Today, residents of Charlotte-Mecklenburg believe vibrant cultural opportunity not only nourishes the creative spirit in all of us, but connects us to each other and makes Charlotte-Mecklenburg a better place. When people love where they live the level of pride is deep and attachment to the community strong. When people are attached to their community they are more vested in its growth and prosperity. We believe a vibrant cultural life is an essential ingredient in Charlotte-Mecklenburg’s future prosperity.
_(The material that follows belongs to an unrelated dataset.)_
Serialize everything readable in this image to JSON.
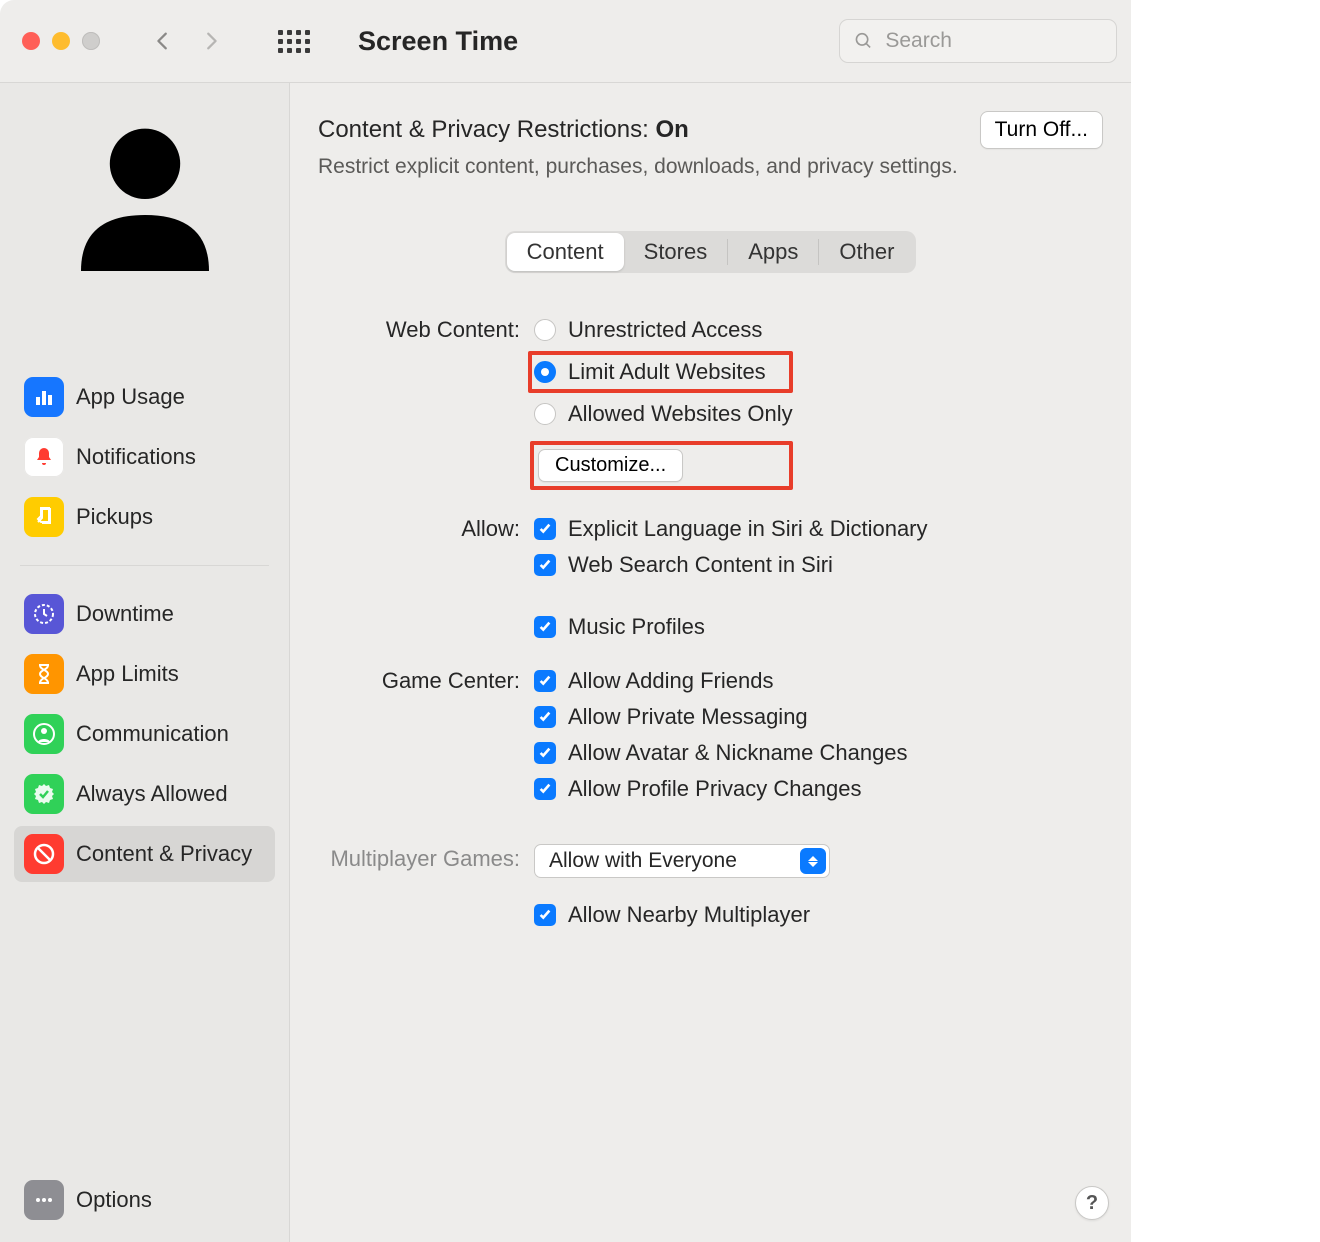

Earlier this year, ASC, in its role as cultural planner for Charlotte-Mecklenburg, launched a cultural visioning process to find new ways to make Charlotte-Mecklenburg’s cultural opportunities more valued and more vital to all those who live and visit here. Our work began by defining in what ways Charlotte-Mecklenburg’s cultural life could, and should, grow stronger. These three challenges emerged as our primary focal points.
- How can Charlotte-Mecklenburg’s cultural opportunities become more relevant and valuable in the lives of all residents and visitors?
- What can be done to see that all Charlotte-Mecklenburg’s creative enterprise thrives?
- How do we continually expand the impacts of a healthy cultural sector?
From January to March of 2011, 184 Charlotte-Mecklenburg leaders representing business, tourism, education, philanthropy, and economic, neighborhood and community development participated in seven visioning sessions. Now, we need your input to prioritize the themes which have emerged thus far. CLICK HERE and spend 15 minutes answering a few questions. Share this link with your family, friends and neighbors and encourage them to share their thoughts as well.
In November and December town hall meetings will be convened across the county. Additionally, all Charlotte-Mecklenburg’s residents will be invited to participate in a highly publicized online survey. The wisdom of the public will ensure energy and resources are being focused in the right areas.
Guided by community leaders, informed by comprehensive public inputs, and designed with the ingenuity of the cultural sector, the cultural vision plan will be presented by ASC in March 2012. It will include the cultural sector’s and ASC’s roles as well as what assistance and resources will be required. Following adoption by ASC, the plan will be presented to Mecklenburg County, the City of Charlotte and the Towns of Cornelius, Davidson, Huntersville, Matthews, Mint Hill and Pineville for adoption.
Make sure your voice is heard!